> _Exercise data_:
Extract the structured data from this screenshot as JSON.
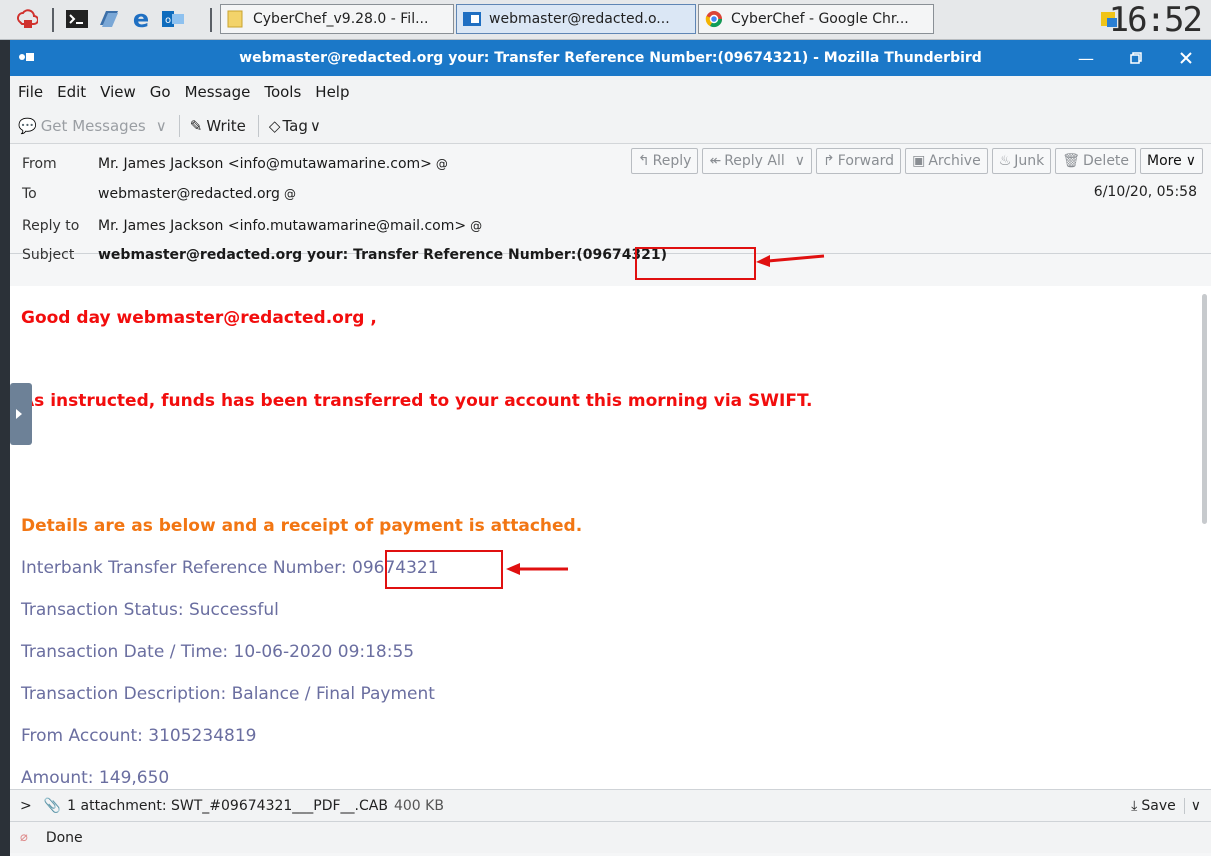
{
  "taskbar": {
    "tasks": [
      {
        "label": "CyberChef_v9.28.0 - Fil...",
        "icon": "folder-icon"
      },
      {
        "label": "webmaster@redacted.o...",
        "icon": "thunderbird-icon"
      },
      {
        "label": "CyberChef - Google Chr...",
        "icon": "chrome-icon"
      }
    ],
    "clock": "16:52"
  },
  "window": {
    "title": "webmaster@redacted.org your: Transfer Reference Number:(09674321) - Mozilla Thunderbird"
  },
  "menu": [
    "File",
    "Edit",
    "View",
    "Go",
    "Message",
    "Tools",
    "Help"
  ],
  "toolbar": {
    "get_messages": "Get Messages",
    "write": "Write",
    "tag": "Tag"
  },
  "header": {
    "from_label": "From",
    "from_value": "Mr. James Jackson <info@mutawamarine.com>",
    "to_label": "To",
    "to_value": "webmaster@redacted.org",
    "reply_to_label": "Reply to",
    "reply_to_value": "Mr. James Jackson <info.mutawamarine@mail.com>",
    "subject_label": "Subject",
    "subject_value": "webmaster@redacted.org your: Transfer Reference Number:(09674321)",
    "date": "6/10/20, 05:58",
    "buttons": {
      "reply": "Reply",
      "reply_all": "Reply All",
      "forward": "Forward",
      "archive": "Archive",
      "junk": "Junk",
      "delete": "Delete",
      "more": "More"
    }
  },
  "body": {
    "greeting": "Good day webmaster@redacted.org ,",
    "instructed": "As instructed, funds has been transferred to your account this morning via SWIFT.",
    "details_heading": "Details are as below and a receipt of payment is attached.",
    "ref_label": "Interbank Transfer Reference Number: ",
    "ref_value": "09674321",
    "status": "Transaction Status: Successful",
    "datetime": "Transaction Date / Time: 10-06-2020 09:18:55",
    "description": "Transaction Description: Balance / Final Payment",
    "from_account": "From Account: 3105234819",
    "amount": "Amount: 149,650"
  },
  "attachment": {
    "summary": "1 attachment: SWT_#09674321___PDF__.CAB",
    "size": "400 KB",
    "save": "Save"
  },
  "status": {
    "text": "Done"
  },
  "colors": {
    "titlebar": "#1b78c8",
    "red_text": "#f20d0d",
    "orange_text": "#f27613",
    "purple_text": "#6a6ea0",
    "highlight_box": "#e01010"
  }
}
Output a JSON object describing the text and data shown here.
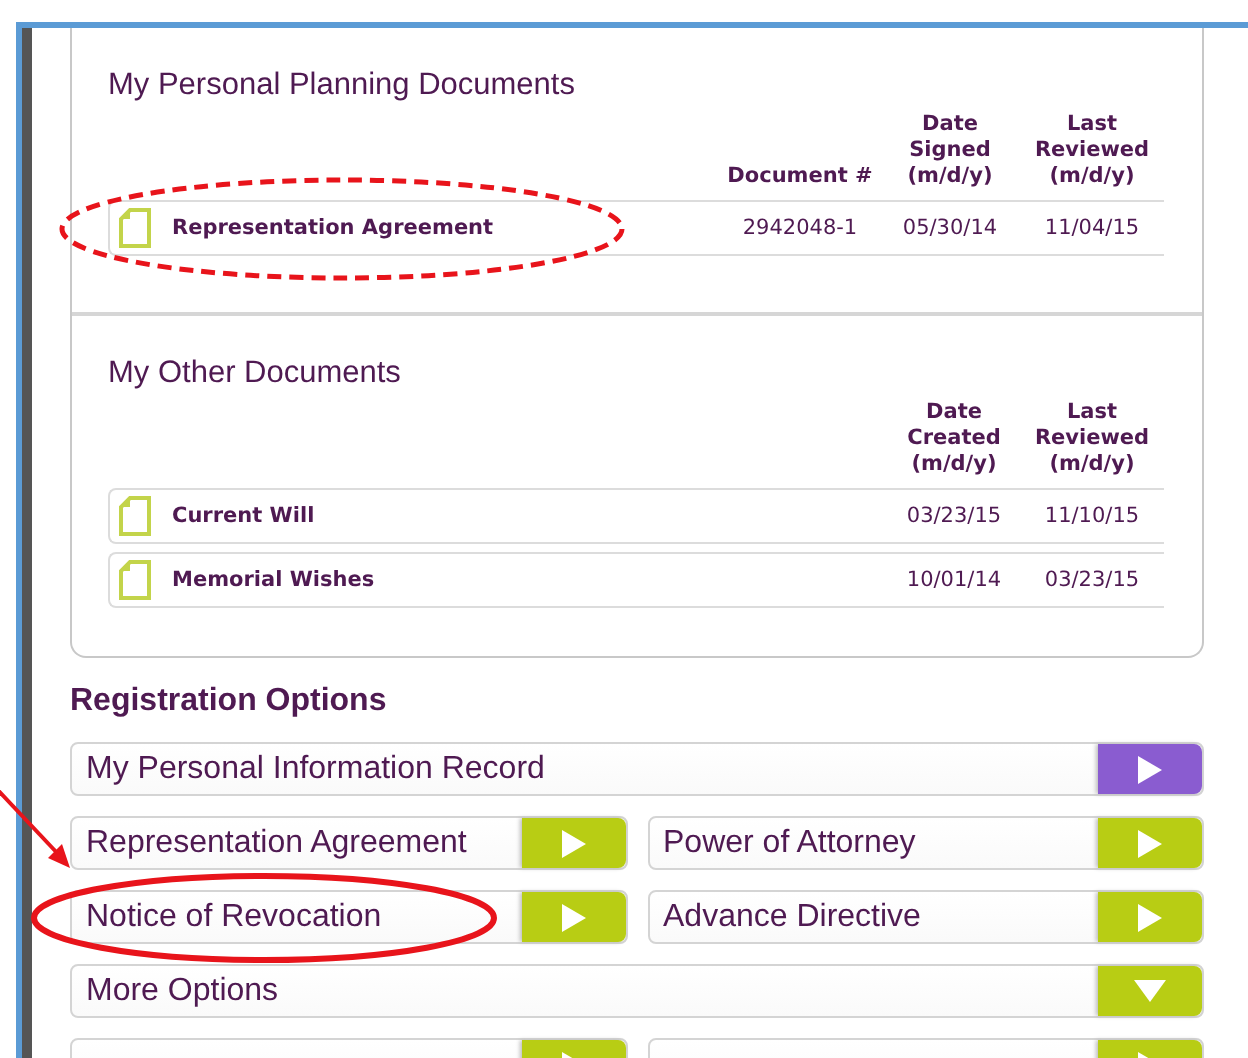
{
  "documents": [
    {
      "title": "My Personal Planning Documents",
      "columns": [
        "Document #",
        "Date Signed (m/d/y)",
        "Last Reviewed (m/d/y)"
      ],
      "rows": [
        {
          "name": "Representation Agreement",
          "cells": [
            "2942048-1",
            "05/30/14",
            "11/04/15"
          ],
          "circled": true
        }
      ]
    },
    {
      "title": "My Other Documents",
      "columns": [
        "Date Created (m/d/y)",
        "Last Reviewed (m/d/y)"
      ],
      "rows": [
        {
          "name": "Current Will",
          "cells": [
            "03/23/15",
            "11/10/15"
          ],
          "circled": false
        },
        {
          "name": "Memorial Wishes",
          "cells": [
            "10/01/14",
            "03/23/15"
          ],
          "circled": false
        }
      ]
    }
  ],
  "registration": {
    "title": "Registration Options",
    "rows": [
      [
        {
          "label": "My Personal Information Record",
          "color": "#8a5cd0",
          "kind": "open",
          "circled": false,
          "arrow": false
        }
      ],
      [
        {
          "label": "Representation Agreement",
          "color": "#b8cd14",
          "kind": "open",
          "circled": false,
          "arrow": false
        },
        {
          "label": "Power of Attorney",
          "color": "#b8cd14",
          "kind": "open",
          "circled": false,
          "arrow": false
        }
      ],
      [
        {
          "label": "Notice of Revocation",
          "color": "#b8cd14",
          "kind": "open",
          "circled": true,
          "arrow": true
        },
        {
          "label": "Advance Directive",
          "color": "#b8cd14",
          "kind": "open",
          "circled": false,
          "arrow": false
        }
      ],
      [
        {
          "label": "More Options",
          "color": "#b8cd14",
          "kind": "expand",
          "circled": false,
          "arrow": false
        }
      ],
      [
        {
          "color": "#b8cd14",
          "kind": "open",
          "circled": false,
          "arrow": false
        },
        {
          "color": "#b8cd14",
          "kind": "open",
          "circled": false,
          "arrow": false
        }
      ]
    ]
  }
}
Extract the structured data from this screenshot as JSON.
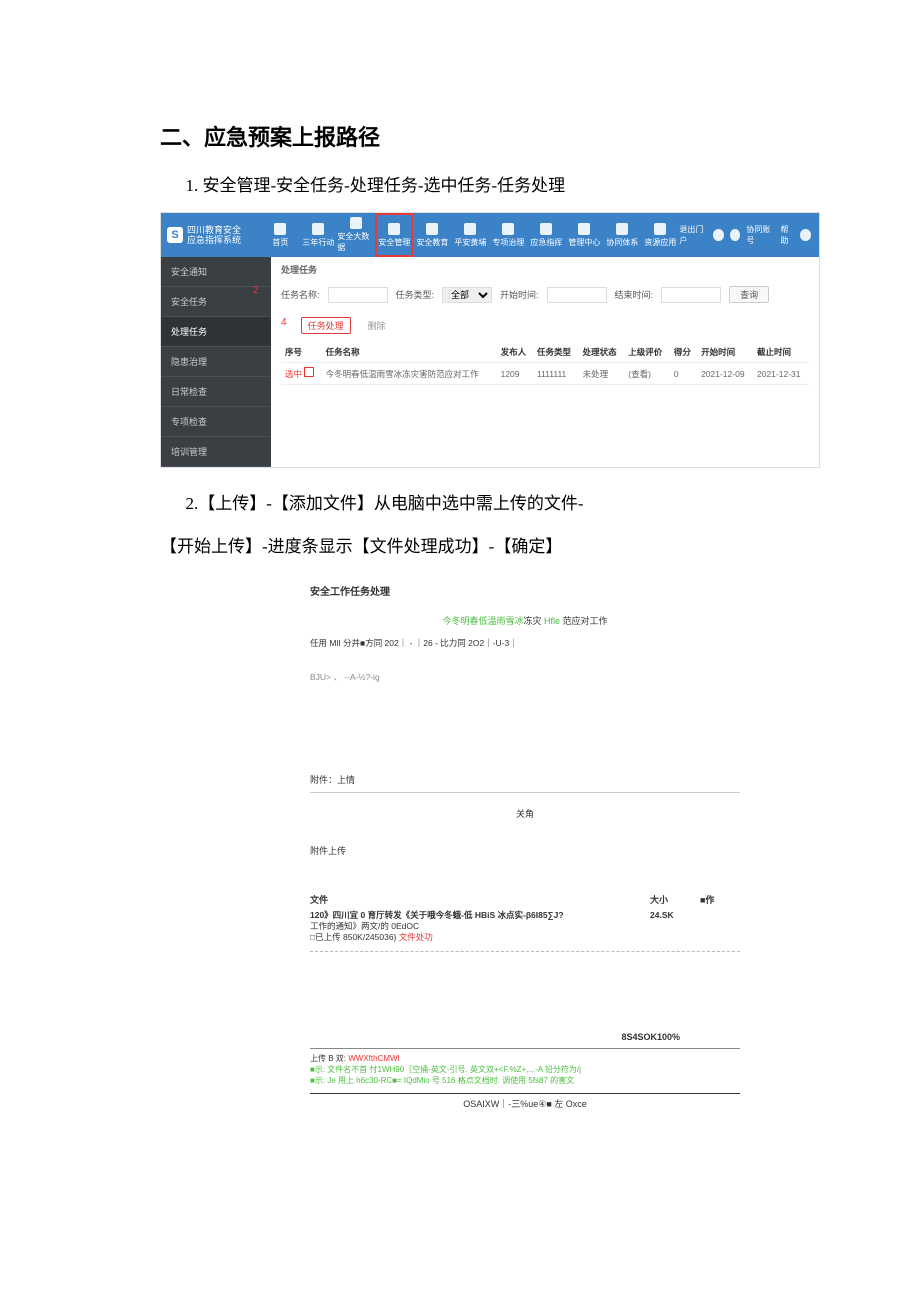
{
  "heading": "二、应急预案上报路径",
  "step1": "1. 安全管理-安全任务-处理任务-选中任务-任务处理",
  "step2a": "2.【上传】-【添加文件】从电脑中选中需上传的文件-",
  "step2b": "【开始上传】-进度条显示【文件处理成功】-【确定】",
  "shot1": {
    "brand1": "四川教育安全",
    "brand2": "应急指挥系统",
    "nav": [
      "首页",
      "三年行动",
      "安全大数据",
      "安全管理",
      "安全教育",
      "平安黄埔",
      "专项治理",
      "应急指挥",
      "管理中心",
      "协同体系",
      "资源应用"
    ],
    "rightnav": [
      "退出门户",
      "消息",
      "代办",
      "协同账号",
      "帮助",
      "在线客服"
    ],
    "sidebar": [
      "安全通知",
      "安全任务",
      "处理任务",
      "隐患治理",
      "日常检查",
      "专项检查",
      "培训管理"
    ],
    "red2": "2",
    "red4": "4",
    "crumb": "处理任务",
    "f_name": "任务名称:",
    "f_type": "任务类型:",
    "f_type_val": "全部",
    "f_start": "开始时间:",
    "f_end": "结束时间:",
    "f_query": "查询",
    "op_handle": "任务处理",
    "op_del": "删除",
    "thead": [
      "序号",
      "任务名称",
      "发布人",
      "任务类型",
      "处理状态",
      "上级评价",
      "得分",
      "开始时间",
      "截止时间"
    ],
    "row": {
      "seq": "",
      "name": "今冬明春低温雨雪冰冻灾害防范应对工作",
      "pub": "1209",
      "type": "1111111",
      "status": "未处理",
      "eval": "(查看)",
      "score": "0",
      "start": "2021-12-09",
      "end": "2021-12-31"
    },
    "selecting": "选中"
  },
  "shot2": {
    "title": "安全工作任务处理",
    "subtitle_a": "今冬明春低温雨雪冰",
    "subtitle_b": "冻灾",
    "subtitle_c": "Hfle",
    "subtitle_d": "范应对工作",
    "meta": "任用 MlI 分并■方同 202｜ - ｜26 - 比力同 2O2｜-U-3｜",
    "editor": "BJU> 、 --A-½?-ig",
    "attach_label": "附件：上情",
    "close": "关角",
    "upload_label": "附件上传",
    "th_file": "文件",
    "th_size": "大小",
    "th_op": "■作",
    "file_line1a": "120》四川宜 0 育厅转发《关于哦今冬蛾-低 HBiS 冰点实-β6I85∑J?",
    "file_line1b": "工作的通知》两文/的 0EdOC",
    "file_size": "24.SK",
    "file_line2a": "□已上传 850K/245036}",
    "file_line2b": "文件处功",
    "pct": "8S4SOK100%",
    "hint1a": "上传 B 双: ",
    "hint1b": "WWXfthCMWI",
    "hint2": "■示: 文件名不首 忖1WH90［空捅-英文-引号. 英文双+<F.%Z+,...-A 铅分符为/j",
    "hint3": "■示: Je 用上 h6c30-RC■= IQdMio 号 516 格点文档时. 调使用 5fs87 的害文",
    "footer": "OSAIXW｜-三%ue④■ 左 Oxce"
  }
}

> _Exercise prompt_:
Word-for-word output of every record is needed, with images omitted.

> _The completed task_:
Extract the structured data from this screenshot as JSON.
{
  "taskbar": {
    "tasks": [
      {
        "label": "CyberChef_v9.28.0 - Fil...",
        "icon": "folder-icon"
      },
      {
        "label": "webmaster@redacted.o...",
        "icon": "thunderbird-icon"
      },
      {
        "label": "CyberChef - Google Chr...",
        "icon": "chrome-icon"
      }
    ],
    "clock": "16:52"
  },
  "window": {
    "title": "webmaster@redacted.org your: Transfer Reference Number:(09674321) - Mozilla Thunderbird"
  },
  "menu": [
    "File",
    "Edit",
    "View",
    "Go",
    "Message",
    "Tools",
    "Help"
  ],
  "toolbar": {
    "get_messages": "Get Messages",
    "write": "Write",
    "tag": "Tag"
  },
  "header": {
    "from_label": "From",
    "from_value": "Mr. James Jackson <info@mutawamarine.com>",
    "to_label": "To",
    "to_value": "webmaster@redacted.org",
    "reply_to_label": "Reply to",
    "reply_to_value": "Mr. James Jackson <info.mutawamarine@mail.com>",
    "subject_label": "Subject",
    "subject_value": "webmaster@redacted.org your: Transfer Reference Number:(09674321)",
    "date": "6/10/20, 05:58",
    "buttons": {
      "reply": "Reply",
      "reply_all": "Reply All",
      "forward": "Forward",
      "archive": "Archive",
      "junk": "Junk",
      "delete": "Delete",
      "more": "More"
    }
  },
  "body": {
    "greeting": "Good day webmaster@redacted.org ,",
    "instructed": "As instructed, funds has been transferred to your account this morning via SWIFT.",
    "details_heading": "Details are as below and a receipt of payment is attached.",
    "ref_label": "Interbank Transfer Reference Number: ",
    "ref_value": "09674321",
    "status": "Transaction Status: Successful",
    "datetime": "Transaction Date / Time: 10-06-2020 09:18:55",
    "description": "Transaction Description: Balance / Final Payment",
    "from_account": "From Account: 3105234819",
    "amount": "Amount: 149,650"
  },
  "attachment": {
    "summary": "1 attachment: SWT_#09674321___PDF__.CAB",
    "size": "400 KB",
    "save": "Save"
  },
  "status": {
    "text": "Done"
  },
  "colors": {
    "titlebar": "#1b78c8",
    "red_text": "#f20d0d",
    "orange_text": "#f27613",
    "purple_text": "#6a6ea0",
    "highlight_box": "#e01010"
  }
}
Output a JSON object describing the text and data shown here.
{
  "documents": [
    {
      "title": "My Personal Planning Documents",
      "columns": [
        "Document #",
        "Date Signed (m/d/y)",
        "Last Reviewed (m/d/y)"
      ],
      "rows": [
        {
          "name": "Representation Agreement",
          "cells": [
            "2942048-1",
            "05/30/14",
            "11/04/15"
          ],
          "circled": true
        }
      ]
    },
    {
      "title": "My Other Documents",
      "columns": [
        "Date Created (m/d/y)",
        "Last Reviewed (m/d/y)"
      ],
      "rows": [
        {
          "name": "Current Will",
          "cells": [
            "03/23/15",
            "11/10/15"
          ],
          "circled": false
        },
        {
          "name": "Memorial Wishes",
          "cells": [
            "10/01/14",
            "03/23/15"
          ],
          "circled": false
        }
      ]
    }
  ],
  "registration": {
    "title": "Registration Options",
    "rows": [
      [
        {
          "label": "My Personal Information Record",
          "color": "#8a5cd0",
          "kind": "open",
          "circled": false,
          "arrow": false
        }
      ],
      [
        {
          "label": "Representation Agreement",
          "color": "#b8cd14",
          "kind": "open",
          "circled": false,
          "arrow": false
        },
        {
          "label": "Power of Attorney",
          "color": "#b8cd14",
          "kind": "open",
          "circled": false,
          "arrow": false
        }
      ],
      [
        {
          "label": "Notice of Revocation",
          "color": "#b8cd14",
          "kind": "open",
          "circled": true,
          "arrow": true
        },
        {
          "label": "Advance Directive",
          "color": "#b8cd14",
          "kind": "open",
          "circled": false,
          "arrow": false
        }
      ],
      [
        {
          "label": "More Options",
          "color": "#b8cd14",
          "kind": "expand",
          "circled": false,
          "arrow": false
        }
      ],
      [
        {
          "color": "#b8cd14",
          "kind": "open",
          "circled": false,
          "arrow": false
        },
        {
          "color": "#b8cd14",
          "kind": "open",
          "circled": false,
          "arrow": false
        }
      ]
    ]
  }
}
Extract the structured data from this screenshot as JSON.
{
  "heading": "二、应急预案上报路径",
  "step1": "1. 安全管理-安全任务-处理任务-选中任务-任务处理",
  "step2a": "2.【上传】-【添加文件】从电脑中选中需上传的文件-",
  "step2b": "【开始上传】-进度条显示【文件处理成功】-【确定】",
  "shot1": {
    "brand1": "四川教育安全",
    "brand2": "应急指挥系统",
    "nav": [
      "首页",
      "三年行动",
      "安全大数据",
      "安全管理",
      "安全教育",
      "平安黄埔",
      "专项治理",
      "应急指挥",
      "管理中心",
      "协同体系",
      "资源应用"
    ],
    "rightnav": [
      "退出门户",
      "消息",
      "代办",
      "协同账号",
      "帮助",
      "在线客服"
    ],
    "sidebar": [
      "安全通知",
      "安全任务",
      "处理任务",
      "隐患治理",
      "日常检查",
      "专项检查",
      "培训管理"
    ],
    "red2": "2",
    "red4": "4",
    "crumb": "处理任务",
    "f_name": "任务名称:",
    "f_type": "任务类型:",
    "f_type_val": "全部",
    "f_start": "开始时间:",
    "f_end": "结束时间:",
    "f_query": "查询",
    "op_handle": "任务处理",
    "op_del": "删除",
    "thead": [
      "序号",
      "任务名称",
      "发布人",
      "任务类型",
      "处理状态",
      "上级评价",
      "得分",
      "开始时间",
      "截止时间"
    ],
    "row": {
      "seq": "",
      "name": "今冬明春低温雨雪冰冻灾害防范应对工作",
      "pub": "1209",
      "type": "1111111",
      "status": "未处理",
      "eval": "(查看)",
      "score": "0",
      "start": "2021-12-09",
      "end": "2021-12-31"
    },
    "selecting": "选中"
  },
  "shot2": {
    "title": "安全工作任务处理",
    "subtitle_a": "今冬明春低温雨雪冰",
    "subtitle_b": "冻灾",
    "subtitle_c": "Hfle",
    "subtitle_d": "范应对工作",
    "meta": "任用 MlI 分并■方同 202｜ - ｜26 - 比力同 2O2｜-U-3｜",
    "editor": "BJU> 、 --A-½?-ig",
    "attach_label": "附件：上情",
    "close": "关角",
    "upload_label": "附件上传",
    "th_file": "文件",
    "th_size": "大小",
    "th_op": "■作",
    "file_line1a": "120》四川宜 0 育厅转发《关于哦今冬蛾-低 HBiS 冰点实-β6I85∑J?",
    "file_line1b": "工作的通知》两文/的 0EdOC",
    "file_size": "24.SK",
    "file_line2a": "□已上传 850K/245036}",
    "file_line2b": "文件处功",
    "pct": "8S4SOK100%",
    "hint1a": "上传 B 双: ",
    "hint1b": "WWXfthCMWI",
    "hint2": "■示: 文件名不首 忖1WH90［空捅-英文-引号. 英文双+<F.%Z+,...-A 铅分符为/j",
    "hint3": "■示: Je 用上 h6c30-RC■= IQdMio 号 516 格点文档时. 调使用 5fs87 的害文",
    "footer": "OSAIXW｜-三%ue④■ 左 Oxce"
  }
}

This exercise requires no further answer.